WHAT THIS TASK INVOLVES
Retrieve every line of the data holding the word "value".
Start of Block
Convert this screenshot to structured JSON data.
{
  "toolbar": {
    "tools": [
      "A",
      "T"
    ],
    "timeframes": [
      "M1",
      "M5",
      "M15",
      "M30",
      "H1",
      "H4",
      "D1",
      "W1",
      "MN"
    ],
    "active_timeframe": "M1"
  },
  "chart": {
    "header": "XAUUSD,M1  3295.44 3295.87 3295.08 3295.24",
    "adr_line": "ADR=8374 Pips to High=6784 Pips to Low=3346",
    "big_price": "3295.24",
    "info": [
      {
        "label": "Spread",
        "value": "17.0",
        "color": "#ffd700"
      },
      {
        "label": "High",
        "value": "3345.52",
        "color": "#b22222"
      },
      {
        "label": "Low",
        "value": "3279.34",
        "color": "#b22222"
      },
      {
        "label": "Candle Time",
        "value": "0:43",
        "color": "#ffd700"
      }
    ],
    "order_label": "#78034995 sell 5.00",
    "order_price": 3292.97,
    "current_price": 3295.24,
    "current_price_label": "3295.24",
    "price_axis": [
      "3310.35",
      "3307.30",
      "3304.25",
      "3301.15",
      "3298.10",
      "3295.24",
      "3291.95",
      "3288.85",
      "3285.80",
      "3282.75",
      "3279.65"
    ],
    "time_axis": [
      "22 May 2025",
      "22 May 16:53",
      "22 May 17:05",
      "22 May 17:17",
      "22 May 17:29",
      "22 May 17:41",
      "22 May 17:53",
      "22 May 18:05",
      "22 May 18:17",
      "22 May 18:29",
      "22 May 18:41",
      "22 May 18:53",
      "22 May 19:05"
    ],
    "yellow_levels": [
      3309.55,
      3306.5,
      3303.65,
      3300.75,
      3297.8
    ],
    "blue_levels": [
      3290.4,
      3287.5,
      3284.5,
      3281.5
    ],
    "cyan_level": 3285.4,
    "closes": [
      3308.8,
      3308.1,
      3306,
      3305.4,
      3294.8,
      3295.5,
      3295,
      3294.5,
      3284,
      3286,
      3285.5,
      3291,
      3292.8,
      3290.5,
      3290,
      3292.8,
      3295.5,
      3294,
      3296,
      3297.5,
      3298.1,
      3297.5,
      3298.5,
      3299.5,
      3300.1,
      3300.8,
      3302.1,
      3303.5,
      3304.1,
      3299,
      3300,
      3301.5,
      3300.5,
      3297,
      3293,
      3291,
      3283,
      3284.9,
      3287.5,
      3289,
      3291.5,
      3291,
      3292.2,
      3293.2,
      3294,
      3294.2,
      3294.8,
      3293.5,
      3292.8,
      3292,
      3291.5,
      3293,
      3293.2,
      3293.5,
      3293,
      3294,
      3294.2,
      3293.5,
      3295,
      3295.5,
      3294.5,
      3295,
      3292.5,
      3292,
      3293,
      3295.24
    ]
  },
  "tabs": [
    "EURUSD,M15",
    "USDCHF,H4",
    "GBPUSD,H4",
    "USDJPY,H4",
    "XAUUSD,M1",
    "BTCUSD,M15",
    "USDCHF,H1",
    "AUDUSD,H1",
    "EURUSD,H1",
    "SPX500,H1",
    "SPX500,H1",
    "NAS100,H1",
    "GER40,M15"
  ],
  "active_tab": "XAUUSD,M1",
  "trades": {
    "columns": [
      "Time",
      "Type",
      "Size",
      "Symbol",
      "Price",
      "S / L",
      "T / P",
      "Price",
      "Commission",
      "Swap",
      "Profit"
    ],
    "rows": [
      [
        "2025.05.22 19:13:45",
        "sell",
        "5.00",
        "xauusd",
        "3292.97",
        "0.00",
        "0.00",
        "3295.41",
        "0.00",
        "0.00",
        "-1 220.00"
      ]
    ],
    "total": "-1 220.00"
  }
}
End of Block
WRITTEN ANSWER
        "value": "17.0",
        "value": "3345.52",
        "value": "3279.34",
        "value": "0:43",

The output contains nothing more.